On Tuesday night last some of the outlaw gang stole four fine horses from the stable of Sanford, on whose farm, at last accounts, the guerrillas were encamped. Jesse says that it is his intention, Providence kindly permitting, to remain in Henry county until after the draft takes place. He asserts that a large number of the citizens of Trimble, Owen and Carroll counties, who may be fortunate enough to draw a “prize” in the Federal lottery, have agreed to join his command in preference to going into the Union army. He is going to hold them to their promise, and be ready to receive them with open arms as soon as it may be officially announced that they have been drawn.

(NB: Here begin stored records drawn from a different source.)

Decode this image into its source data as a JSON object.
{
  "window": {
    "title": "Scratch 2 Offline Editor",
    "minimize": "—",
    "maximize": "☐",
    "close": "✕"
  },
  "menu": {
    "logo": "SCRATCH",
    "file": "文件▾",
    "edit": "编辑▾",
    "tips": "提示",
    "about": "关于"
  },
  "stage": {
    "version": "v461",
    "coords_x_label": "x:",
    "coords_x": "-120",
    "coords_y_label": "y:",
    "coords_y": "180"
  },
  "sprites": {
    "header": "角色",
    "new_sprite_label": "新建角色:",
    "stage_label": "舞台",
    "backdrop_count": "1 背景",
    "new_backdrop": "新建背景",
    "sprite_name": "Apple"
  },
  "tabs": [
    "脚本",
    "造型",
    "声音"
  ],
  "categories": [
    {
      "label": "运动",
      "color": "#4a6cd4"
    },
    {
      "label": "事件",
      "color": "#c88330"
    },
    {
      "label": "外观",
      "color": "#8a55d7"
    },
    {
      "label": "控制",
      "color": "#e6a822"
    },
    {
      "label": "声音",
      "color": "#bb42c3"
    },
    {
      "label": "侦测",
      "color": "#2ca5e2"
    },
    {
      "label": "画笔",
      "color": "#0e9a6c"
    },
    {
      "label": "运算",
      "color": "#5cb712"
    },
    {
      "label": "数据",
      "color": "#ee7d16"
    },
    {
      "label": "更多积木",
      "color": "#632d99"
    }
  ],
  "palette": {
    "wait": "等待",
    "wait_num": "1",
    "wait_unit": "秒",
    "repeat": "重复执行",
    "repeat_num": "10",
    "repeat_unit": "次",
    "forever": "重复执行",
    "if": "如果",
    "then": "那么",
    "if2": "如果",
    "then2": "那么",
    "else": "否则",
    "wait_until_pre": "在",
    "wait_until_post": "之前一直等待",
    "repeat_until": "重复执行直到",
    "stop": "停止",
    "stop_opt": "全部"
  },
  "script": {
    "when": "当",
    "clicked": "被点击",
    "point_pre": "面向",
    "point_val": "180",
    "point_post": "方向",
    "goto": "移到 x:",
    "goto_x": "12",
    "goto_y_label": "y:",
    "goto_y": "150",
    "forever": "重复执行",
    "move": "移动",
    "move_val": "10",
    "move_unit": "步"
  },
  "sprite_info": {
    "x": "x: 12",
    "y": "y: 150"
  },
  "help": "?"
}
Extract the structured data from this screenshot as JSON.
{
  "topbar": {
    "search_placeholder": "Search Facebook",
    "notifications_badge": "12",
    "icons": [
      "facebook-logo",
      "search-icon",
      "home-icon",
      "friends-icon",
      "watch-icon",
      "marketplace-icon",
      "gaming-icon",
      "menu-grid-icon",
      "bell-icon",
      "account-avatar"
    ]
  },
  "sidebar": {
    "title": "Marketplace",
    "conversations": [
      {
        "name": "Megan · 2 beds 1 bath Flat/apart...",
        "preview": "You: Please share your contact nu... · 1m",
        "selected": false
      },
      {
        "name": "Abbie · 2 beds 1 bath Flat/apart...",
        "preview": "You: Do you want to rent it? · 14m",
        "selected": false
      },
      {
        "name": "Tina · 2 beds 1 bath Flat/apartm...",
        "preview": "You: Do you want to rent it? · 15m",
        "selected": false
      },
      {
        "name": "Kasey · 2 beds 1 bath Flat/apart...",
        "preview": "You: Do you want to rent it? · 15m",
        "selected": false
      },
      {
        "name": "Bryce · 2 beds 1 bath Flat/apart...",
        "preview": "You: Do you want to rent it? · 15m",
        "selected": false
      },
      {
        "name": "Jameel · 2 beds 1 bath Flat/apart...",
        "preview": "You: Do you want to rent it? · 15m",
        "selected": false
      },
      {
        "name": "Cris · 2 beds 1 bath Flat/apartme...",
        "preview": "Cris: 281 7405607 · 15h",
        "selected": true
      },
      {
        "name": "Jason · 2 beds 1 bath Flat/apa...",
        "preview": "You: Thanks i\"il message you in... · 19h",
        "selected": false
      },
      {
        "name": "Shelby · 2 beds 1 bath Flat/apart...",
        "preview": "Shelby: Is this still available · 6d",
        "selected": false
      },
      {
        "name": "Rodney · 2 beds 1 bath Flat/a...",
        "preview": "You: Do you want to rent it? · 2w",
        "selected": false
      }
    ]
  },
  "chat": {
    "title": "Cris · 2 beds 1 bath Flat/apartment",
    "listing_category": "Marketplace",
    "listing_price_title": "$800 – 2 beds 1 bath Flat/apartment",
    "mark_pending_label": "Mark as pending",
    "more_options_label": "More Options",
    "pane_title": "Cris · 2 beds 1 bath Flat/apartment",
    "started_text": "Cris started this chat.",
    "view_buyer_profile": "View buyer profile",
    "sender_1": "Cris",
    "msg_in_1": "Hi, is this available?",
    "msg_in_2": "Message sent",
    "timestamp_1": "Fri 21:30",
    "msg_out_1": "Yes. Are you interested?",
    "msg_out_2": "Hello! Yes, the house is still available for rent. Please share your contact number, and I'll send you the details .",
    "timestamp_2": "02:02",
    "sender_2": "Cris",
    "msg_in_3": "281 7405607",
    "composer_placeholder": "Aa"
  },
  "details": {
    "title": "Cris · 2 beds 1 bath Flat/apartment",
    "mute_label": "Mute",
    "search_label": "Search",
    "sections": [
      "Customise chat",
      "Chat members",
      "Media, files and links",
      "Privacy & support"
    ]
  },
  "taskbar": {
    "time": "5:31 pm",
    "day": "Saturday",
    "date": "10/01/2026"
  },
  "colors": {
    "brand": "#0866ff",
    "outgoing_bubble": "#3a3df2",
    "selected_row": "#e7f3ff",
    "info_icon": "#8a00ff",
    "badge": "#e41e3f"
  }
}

It remains with our military authorities to decide whether the robber chief shall “rule the roost” or not. The guerrillas are recruiting very fast, and the band is growing quite formidable. Colonel Buckley, of the Union army, has opened a recruiting rendezvous at Newcastle; but Jesse so thoroughly scouts the country and guards the roads, that Union men are prevented from making their way to the Federal camp and enrolling themselves in the service of the United States. The guerrillas are having their horses shod, and are preparing for an active campaign. On Thursday fifty of the band took possession of Ferguson's blacksmith shop, five miles from Newcastle. On the same day, seven of the gang were in Port Royal, and stated that they were on the lookout for a good camping-ground. If a company of veteran soldiers, well mounted and armed, was stationed at Newcastle, to act in concert with Colonel Buckley's recruits, it is thought that the marauders might be exterminated from the country.
Sacramento Daily News, October 13, 1864